## [Work to complete]
For each line of the data below that contains "number", return that line.

## [Available records]
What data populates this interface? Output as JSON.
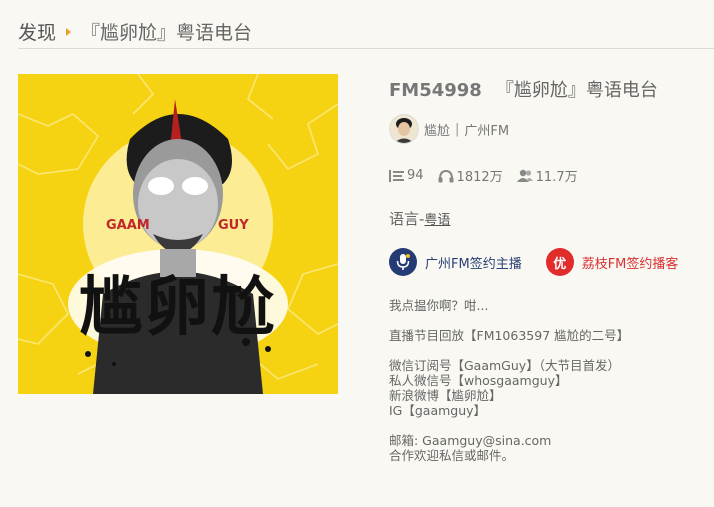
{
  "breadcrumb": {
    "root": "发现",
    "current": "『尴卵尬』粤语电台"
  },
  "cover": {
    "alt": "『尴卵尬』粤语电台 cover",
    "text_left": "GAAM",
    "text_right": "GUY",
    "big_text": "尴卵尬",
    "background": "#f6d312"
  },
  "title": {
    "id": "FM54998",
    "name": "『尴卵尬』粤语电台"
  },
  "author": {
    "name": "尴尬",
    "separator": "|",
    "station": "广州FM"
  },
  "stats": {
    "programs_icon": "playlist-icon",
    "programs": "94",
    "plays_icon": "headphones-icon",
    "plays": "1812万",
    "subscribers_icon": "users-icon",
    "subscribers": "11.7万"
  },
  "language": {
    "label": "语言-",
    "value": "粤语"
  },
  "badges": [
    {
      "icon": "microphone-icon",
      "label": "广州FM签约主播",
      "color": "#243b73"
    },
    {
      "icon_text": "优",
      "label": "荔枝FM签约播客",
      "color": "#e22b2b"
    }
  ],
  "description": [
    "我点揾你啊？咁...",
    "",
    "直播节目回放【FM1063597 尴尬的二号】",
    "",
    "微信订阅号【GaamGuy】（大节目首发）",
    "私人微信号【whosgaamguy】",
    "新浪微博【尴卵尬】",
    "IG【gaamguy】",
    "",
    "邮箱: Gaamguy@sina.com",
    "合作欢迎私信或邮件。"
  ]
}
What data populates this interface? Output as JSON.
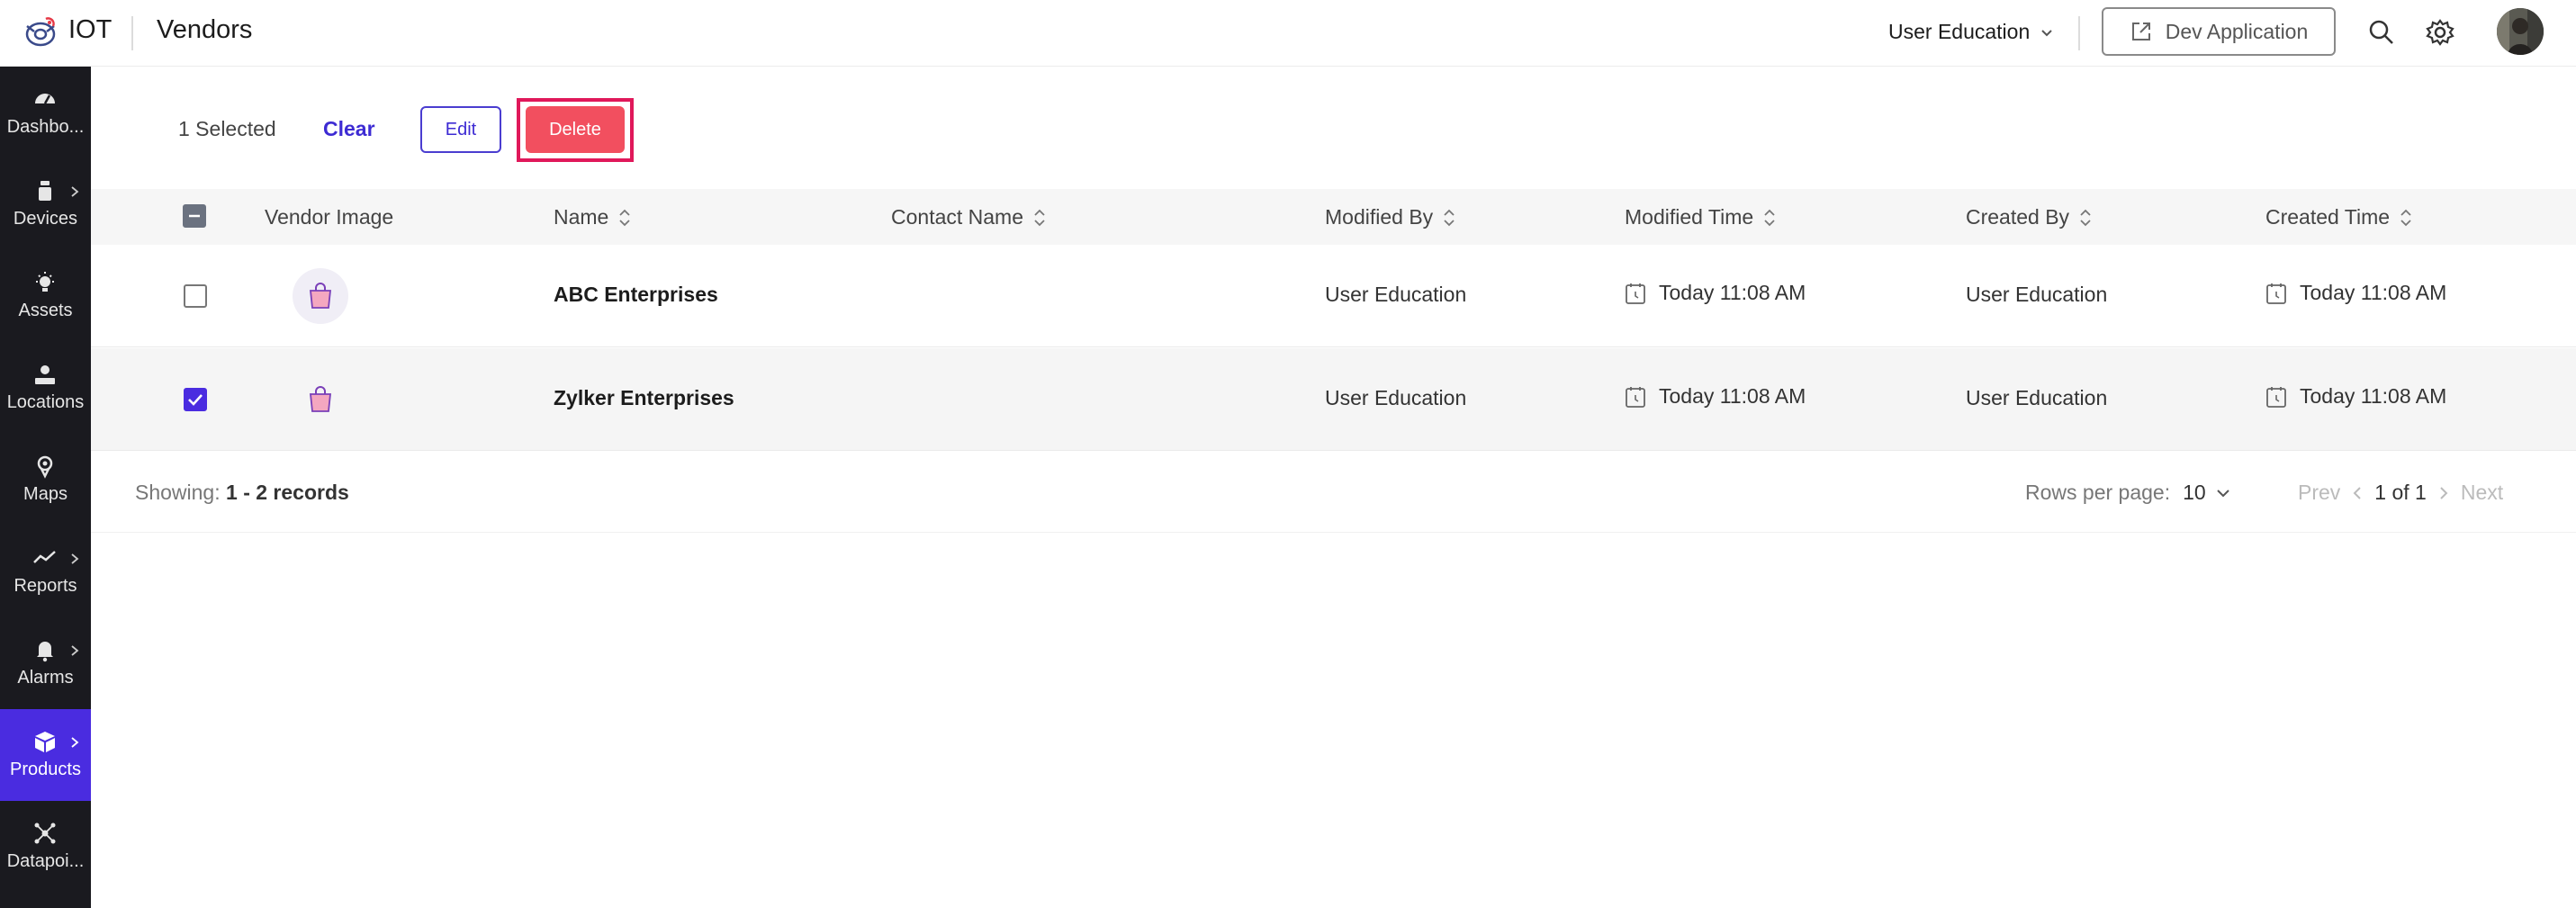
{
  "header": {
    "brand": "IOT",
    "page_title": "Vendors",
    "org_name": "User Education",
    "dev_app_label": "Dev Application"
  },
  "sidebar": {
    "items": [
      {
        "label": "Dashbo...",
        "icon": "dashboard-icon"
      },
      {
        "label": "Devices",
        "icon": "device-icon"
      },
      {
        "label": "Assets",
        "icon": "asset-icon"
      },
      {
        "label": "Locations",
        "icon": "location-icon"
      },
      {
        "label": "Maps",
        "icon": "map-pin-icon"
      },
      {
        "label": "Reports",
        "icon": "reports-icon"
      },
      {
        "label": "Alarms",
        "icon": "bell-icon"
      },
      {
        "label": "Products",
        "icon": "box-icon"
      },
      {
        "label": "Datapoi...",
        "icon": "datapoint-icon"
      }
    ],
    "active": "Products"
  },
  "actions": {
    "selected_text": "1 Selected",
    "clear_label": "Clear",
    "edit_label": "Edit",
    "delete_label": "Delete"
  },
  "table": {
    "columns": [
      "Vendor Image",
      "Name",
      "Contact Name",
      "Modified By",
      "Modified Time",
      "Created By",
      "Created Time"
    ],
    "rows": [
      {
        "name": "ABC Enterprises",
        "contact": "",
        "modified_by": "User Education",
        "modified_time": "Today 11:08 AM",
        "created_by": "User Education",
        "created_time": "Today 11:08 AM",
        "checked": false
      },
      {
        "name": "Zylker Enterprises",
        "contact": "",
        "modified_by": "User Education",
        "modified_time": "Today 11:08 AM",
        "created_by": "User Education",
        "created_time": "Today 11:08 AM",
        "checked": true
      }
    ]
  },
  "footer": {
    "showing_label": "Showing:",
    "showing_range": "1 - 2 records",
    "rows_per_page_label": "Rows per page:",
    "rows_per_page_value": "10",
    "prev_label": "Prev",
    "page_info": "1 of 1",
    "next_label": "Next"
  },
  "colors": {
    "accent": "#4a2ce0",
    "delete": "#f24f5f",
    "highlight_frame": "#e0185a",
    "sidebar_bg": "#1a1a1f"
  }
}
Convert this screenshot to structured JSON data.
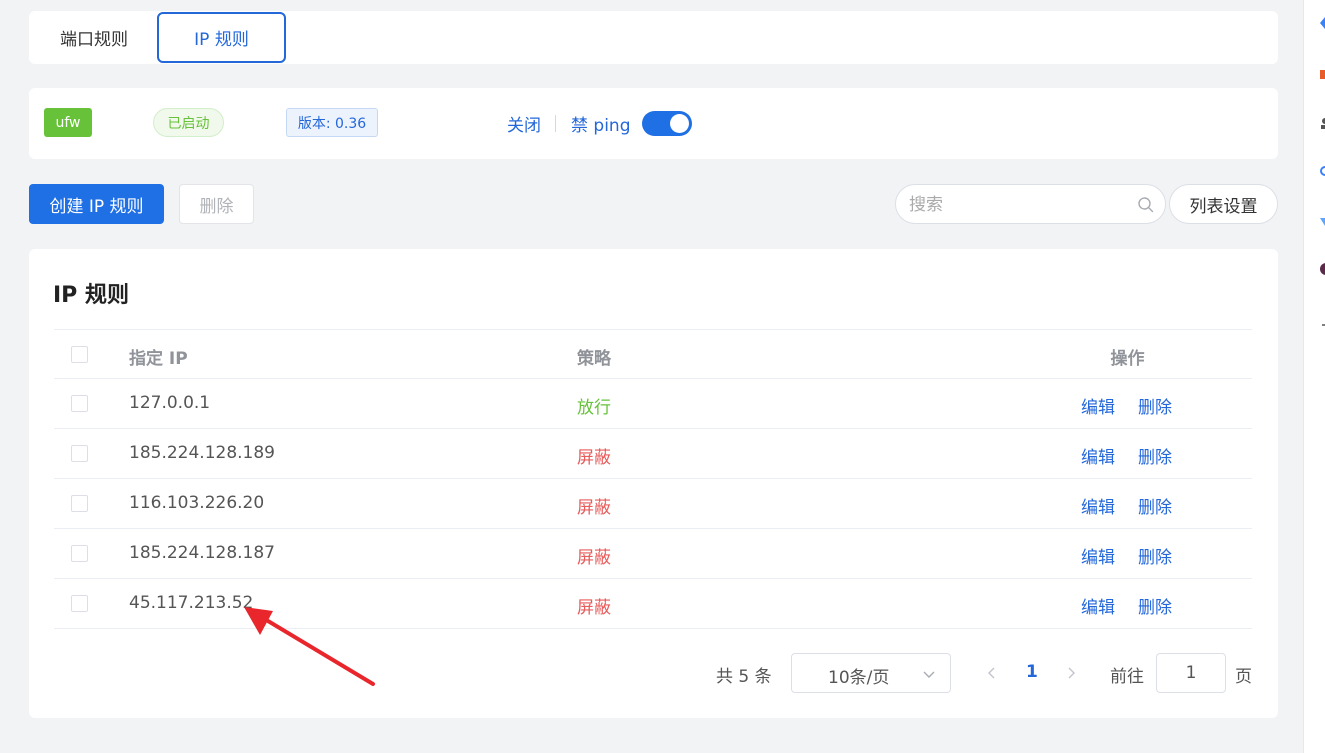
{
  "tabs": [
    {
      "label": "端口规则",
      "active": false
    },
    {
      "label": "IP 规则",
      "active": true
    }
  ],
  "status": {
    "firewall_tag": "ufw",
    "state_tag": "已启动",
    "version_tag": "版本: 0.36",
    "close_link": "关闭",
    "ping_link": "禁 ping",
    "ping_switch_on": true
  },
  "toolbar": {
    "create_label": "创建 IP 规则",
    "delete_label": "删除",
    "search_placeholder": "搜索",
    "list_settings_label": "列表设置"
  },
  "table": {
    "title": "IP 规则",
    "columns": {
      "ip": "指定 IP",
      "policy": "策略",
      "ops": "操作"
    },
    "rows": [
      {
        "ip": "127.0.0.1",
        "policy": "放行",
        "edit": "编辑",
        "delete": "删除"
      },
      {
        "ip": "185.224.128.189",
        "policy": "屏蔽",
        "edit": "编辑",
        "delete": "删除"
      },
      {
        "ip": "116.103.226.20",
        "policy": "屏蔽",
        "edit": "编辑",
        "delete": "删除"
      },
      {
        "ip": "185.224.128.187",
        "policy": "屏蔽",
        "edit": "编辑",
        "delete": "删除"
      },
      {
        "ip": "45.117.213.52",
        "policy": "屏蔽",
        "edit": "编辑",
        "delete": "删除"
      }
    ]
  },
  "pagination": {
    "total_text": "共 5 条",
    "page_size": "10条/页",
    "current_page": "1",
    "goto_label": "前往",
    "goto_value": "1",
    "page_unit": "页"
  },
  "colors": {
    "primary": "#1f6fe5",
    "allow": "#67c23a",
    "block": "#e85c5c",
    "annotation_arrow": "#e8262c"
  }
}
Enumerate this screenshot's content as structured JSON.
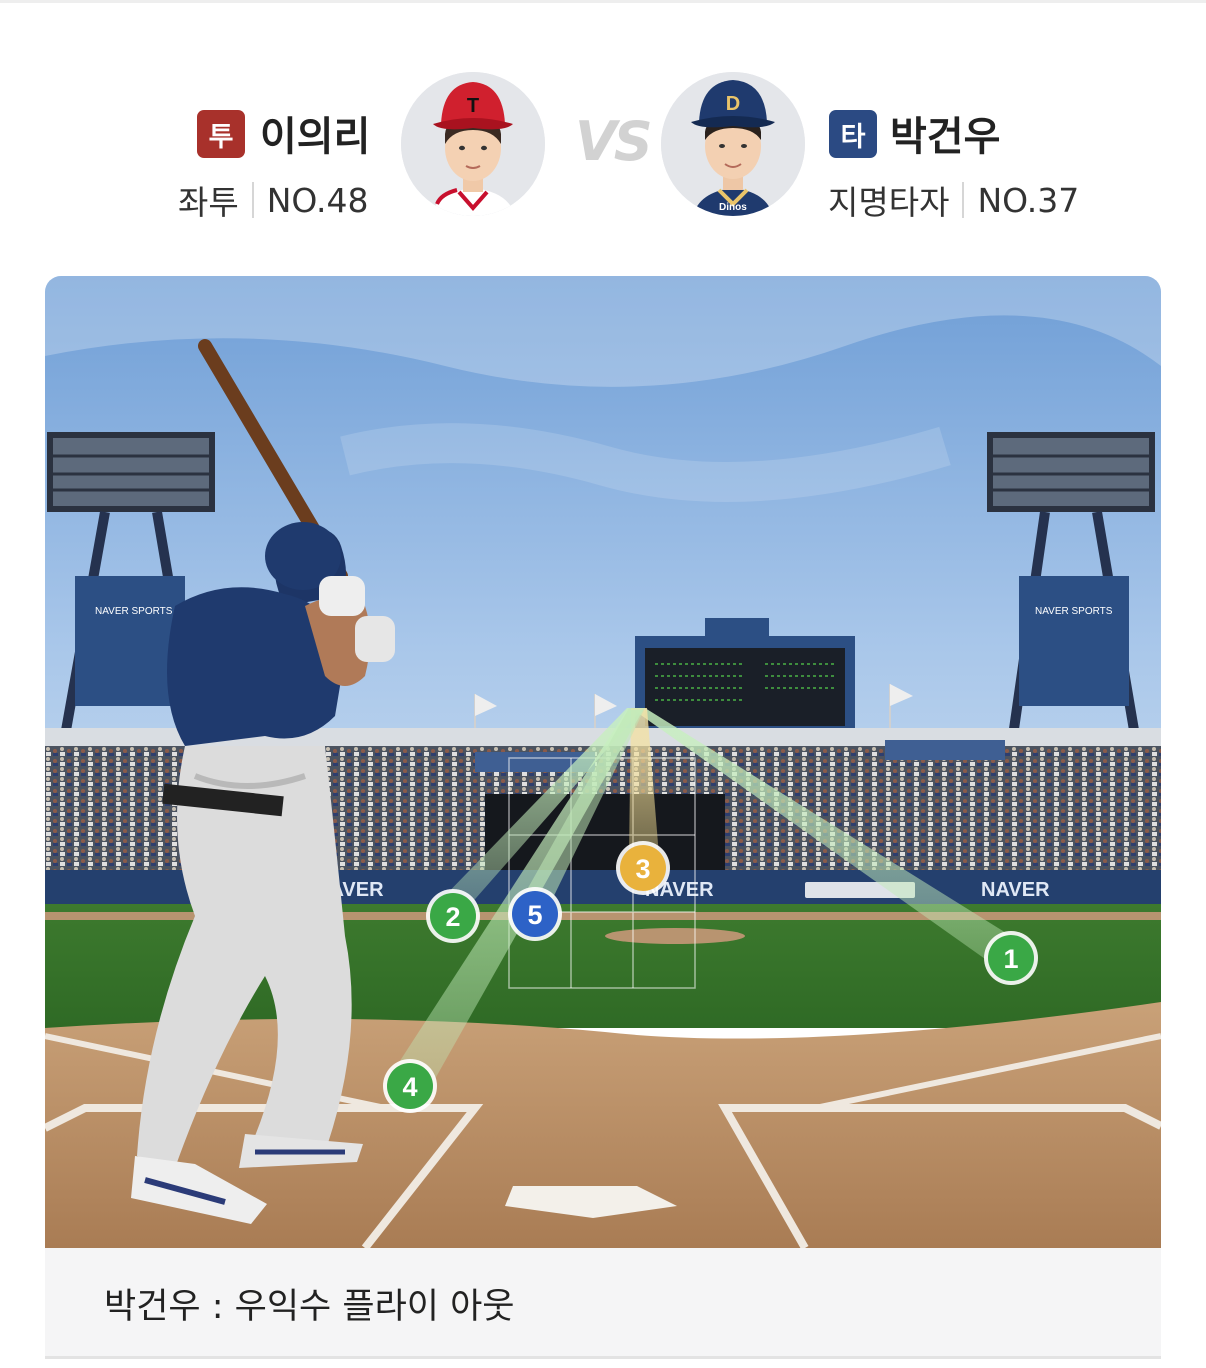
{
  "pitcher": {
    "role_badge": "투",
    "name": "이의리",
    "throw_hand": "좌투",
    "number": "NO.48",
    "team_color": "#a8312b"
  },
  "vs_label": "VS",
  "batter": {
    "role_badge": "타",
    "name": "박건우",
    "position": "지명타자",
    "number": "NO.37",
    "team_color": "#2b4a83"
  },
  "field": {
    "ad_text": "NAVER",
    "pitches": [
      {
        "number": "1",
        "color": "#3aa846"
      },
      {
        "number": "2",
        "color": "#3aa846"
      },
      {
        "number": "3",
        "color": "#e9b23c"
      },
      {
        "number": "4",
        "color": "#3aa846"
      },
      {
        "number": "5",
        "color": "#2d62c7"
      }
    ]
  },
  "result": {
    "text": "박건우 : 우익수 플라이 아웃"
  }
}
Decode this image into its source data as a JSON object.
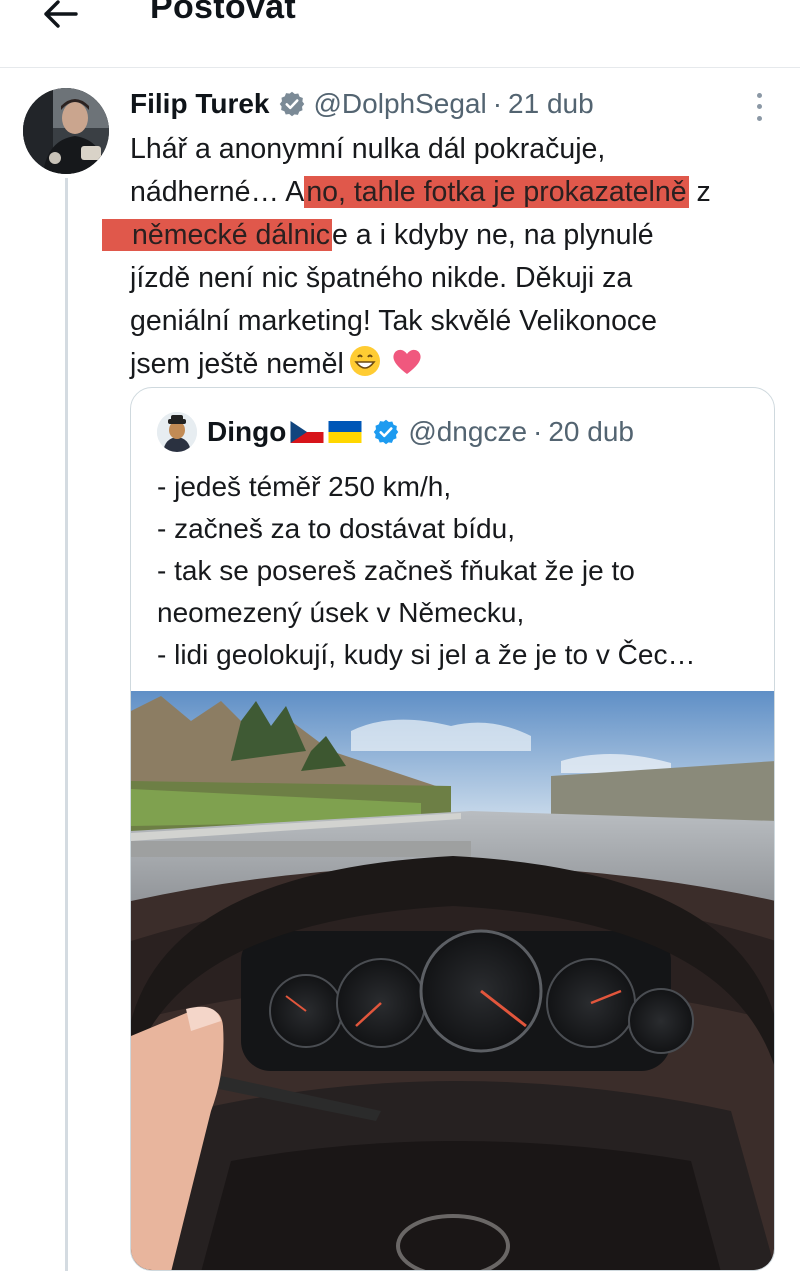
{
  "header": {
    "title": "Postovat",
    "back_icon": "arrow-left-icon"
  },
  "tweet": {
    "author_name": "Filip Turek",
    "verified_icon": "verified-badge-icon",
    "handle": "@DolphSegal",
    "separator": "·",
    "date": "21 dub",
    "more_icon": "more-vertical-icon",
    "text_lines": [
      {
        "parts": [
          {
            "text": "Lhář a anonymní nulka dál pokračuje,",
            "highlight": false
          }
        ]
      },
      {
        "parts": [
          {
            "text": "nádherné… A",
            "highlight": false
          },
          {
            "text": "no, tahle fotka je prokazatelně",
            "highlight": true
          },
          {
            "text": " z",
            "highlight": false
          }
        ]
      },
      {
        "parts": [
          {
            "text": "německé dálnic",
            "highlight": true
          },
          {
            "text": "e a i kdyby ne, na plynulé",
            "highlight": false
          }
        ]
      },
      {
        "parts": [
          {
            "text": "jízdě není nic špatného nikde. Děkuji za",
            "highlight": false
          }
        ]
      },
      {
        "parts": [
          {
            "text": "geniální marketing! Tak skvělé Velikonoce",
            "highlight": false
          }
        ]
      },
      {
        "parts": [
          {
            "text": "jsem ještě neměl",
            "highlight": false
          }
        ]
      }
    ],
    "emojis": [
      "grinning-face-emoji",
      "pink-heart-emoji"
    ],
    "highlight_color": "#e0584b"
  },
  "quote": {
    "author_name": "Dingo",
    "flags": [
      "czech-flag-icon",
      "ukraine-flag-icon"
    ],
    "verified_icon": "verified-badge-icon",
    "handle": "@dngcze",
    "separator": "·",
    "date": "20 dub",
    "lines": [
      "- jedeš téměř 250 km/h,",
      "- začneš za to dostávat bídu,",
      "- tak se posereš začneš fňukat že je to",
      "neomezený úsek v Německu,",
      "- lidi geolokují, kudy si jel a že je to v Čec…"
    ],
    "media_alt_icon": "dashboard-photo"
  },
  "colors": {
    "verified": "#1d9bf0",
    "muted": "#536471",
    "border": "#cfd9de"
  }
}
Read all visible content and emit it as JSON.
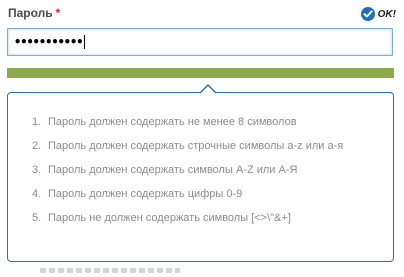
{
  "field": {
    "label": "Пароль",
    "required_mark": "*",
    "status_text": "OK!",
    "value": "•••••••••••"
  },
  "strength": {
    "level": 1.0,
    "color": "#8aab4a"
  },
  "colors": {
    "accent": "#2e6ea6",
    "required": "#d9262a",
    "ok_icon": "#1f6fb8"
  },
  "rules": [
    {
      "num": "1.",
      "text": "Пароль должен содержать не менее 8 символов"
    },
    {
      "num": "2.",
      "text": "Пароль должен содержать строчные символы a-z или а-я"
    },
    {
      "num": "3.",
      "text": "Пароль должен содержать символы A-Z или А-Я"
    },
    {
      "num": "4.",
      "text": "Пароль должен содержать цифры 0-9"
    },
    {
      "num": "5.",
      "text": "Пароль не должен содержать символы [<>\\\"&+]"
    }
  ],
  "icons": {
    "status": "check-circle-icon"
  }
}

## [Output for this task]
    "number": "NO.48",
    "number": "NO.37",
        "number": "1",
        "number": "2",
        "number": "3",
        "number": "4",
        "number": "5",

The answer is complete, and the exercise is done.